## TASK REQUIREMENTS
Reproduce each line of the entries that carries "controllo".

TASK MATERIAL section start

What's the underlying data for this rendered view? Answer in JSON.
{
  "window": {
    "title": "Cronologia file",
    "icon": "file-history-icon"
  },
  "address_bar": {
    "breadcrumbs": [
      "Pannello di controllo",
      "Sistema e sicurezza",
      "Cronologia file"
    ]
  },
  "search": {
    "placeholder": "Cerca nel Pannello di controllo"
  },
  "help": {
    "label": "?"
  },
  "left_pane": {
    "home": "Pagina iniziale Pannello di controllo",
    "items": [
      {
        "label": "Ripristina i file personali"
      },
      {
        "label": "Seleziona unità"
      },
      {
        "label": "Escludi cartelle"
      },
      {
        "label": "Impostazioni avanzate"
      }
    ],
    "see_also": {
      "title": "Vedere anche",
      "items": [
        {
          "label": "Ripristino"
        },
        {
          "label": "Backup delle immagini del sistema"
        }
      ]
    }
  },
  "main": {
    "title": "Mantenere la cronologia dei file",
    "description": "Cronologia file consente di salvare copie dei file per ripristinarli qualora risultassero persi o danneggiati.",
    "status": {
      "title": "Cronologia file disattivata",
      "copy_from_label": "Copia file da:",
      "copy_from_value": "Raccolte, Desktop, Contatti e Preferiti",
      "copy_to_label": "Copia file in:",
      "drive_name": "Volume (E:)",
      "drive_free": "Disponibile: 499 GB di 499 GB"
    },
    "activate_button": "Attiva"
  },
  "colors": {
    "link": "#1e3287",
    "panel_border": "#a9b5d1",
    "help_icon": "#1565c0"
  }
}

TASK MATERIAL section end

## YOUR SOLUTION
      "Pannello di controllo",
    "placeholder": "Cerca nel Pannello di controllo"
    "home": "Pagina iniziale Pannello di controllo",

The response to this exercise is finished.